By Natalie Gelb
One of the main goals of the Lackawanna Heritage Valley is to tell the region’s story. As we embark on a new year of projects and programs, we aspire not only to share the story, but also to make the story better. To that end, we will continue to develop our most visible project, the Lackawanna River Heritage Trail (LRHT) and engage in partnerships with community organizations to enhance the quality of life in the Heritage Area.
Trail users have a lot to look forward to this year. In Scranton, a $1 million safety improvement project will create safer conditions for pedestrians and bicyclists crossing intersections at Elm, Broadway and Poplar streets in South Scranton; Olive Street in Central Scranton; and Albright Avenue, Green Ridge and East Market Streets in North Scranton. The project is made possible through funding support and collaboration among LHVA, the Pennsylvania Department of Community and Economic Development (DCED) Multimodal Transportation, PennDOT, Lackawanna County, the City of Scranton and The University of Scranton.
Plans are underway for a 1.1 mile section of trail in Dickson City that will connect the borough to Olyphant, creating an alternative route for those who currently travel on Main Avenue, as well as access to the river for fishing and boating. In the future, this also will link Dickson City to Throop for walkers and cyclists to get to the Mid Valley School Campus. The project is funded by the PA Department of Conservation and Natural Resources (PA DCNR) and PennDOT’s Transportation Alternatives Program (TAP).
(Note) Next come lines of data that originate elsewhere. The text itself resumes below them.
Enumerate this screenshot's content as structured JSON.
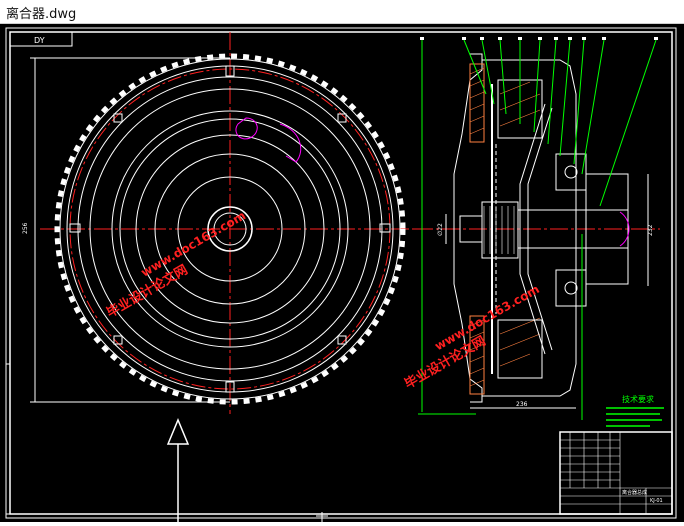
{
  "window": {
    "title": "离合器.dwg"
  },
  "drawing": {
    "block_label": "DY",
    "dim_front_width": "256",
    "dim_side_height": "232",
    "dim_side_width": "236",
    "dim_shaft_dia": "∅22",
    "tech_req_title": "技术要求",
    "watermark_line1": "毕业设计论文网",
    "watermark_line2": "www.doc163.com",
    "tb_drawing_name": "离合器总成",
    "tb_code": "KJ-01",
    "colors": {
      "background": "#000000",
      "frame": "#ffffff",
      "part": "#ffffff",
      "center_line": "#ff2020",
      "leader": "#00ff00",
      "section": "#ff8040",
      "annotation": "#ff00ff",
      "tech_text": "#00ff00",
      "watermark": "#ff2020"
    }
  }
}
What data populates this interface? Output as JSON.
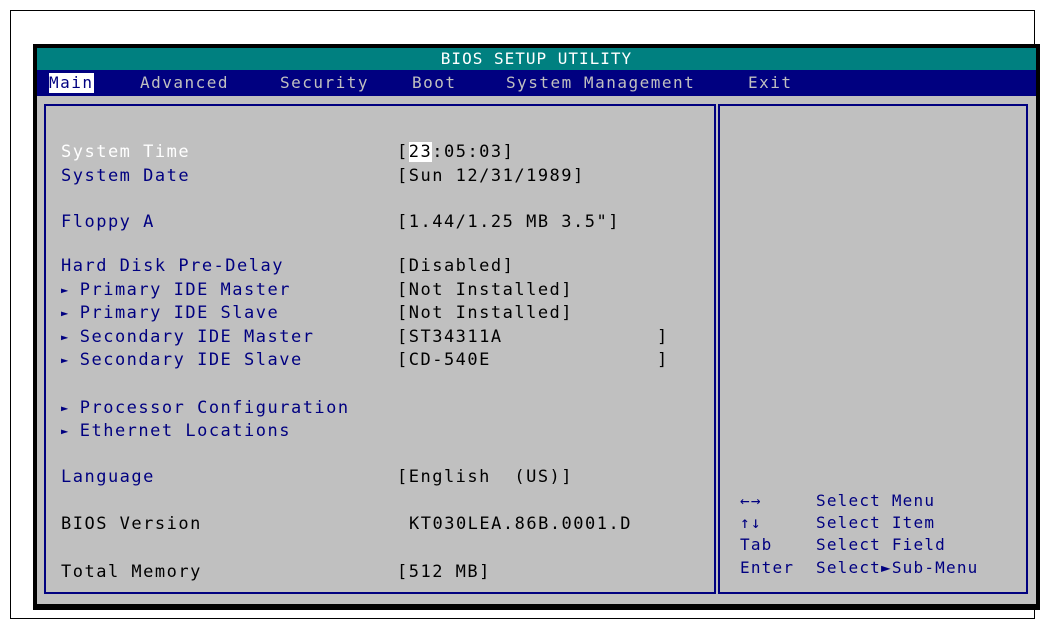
{
  "title": "BIOS SETUP UTILITY",
  "menu": [
    {
      "label": "Main",
      "active": true
    },
    {
      "label": "Advanced"
    },
    {
      "label": "Security"
    },
    {
      "label": "Boot"
    },
    {
      "label": "System Management"
    },
    {
      "label": "Exit"
    }
  ],
  "settings": {
    "system_time": {
      "label": "System Time",
      "value_open": "[",
      "value_hl": "23",
      "value_rest": ":05:03]"
    },
    "system_date": {
      "label": "System Date",
      "value": "[Sun 12/31/1989]"
    },
    "floppy_a": {
      "label": "Floppy A",
      "value": "[1.44/1.25 MB 3.5\"]"
    },
    "hard_disk_pre_delay": {
      "label": "Hard Disk Pre-Delay",
      "value": "[Disabled]"
    },
    "primary_ide_master": {
      "label": "Primary IDE Master",
      "value": "[Not Installed]"
    },
    "primary_ide_slave": {
      "label": "Primary IDE Slave",
      "value": "[Not Installed]"
    },
    "secondary_ide_master": {
      "label": "Secondary IDE Master",
      "value": "[ST34311A",
      "close": "]"
    },
    "secondary_ide_slave": {
      "label": "Secondary IDE Slave",
      "value": "[CD-540E",
      "close": "]"
    },
    "processor_configuration": {
      "label": "Processor Configuration"
    },
    "ethernet_locations": {
      "label": "Ethernet Locations"
    },
    "language": {
      "label": "Language",
      "value": "[English  (US)]"
    },
    "bios_version": {
      "label": "BIOS Version",
      "value": "KT030LEA.86B.0001.D"
    },
    "total_memory": {
      "label": "Total Memory",
      "value": "[512 MB]"
    }
  },
  "submenu_arrow": "►",
  "help": [
    {
      "key": "←→",
      "desc": "Select Menu"
    },
    {
      "key": "↑↓",
      "desc": "Select Item"
    },
    {
      "key": "Tab",
      "desc": "Select Field"
    },
    {
      "key": "Enter",
      "desc": "Select►Sub-Menu"
    }
  ],
  "colors": {
    "title_bar": "#008080",
    "menu_bar": "#000080",
    "panel": "#c0c0c0",
    "label_text": "#000080",
    "selected_text": "#ffffff"
  }
}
The Carbondale Riverwalk is scheduled for completion in 2017. The 1.2 mile section of the LRHT in Carbondale will connect to a 2.2 mile section in Fell Township that will provide a direct link to the D&H Rail-Trail in Susquehanna County. Also in the Upper Valley, BikeCarbondale, the sister program to BikeScranton, will offer free bike rentals at the Greater Carbondale YMCA and the Carbondale Grand Hotel & Conference Center.
When construction of the 2.2-mile pathway between Simpson and Vandling is complete, the trail will connect 62 miles from Taylor to the New York State border at Lansboro, Pa.
In addition to trail development, LHV is collaborating with its partners on programs and events to fulfill its mission to preserve and promote the region’s history, cultural heritage and natural resources. Piecing Together the Past, a joint project of LHV and Steamtown National Historic Site (NHS), this geocaching program takes participants on a hunt to 12 historic sites in Scranton, including: Albright Memorial Library, Anthracite Heritage Museum, Courthouse Square, Electric City Trolley Museum, Everhart Museum, Lackawanna Coal Mine Tour, Lackawanna Historical Society, Lackawanna River Heritage Trail, Radisson Lackawanna Station, Scranton Cultural Center at the Masonic Temple, Scranton Iron Furnaces and Steamtown National Historic Site.
For those not familiar with geo-caching, it’s described on geocaching.com as a “real-world, outdoor treasure hunting game using GPS-enabled devices.” Participants navigate to a specific set of GPS coordinates and then attempt to find the hidden geocache. The hidden caches at each site will contain a puzzle piece with a photo of that location. Once all 12 pieces are collected, geo-cachers will present their assembled puzzle to officials at Steamtown NHS to redeem a prize. There is no fee to participate in this self-guided tour.
Piecing Together the Past will launch on April 15 as part of National Park Weekend. On April 15 and 16, and April 22 and 23, Steamtown and all National Parks will offer free admission. Look for details at lhva.org andnps.gov/stea.
A new year also means the start of a new cycle of grant funding through LHV’s Partnership Grant Program. Since its inception, LHV has provided $3,375,903 in grants to non-profit organizations for projects and programs in place-based education, interpretive programming, historic preservation, cultural conservation, community trails, and community and economic development. In 2016, $18,327 was awarded to 17 partner organizations. This investment in NEPA stimulates the economy, enhances tourism initiatives, strengthens community organizations, and increases the quality of life for area residents.
Natalie Gelb is executive director of the Lackawanna Heritage Valley (LHV). Email her at firstname.lastname@example.org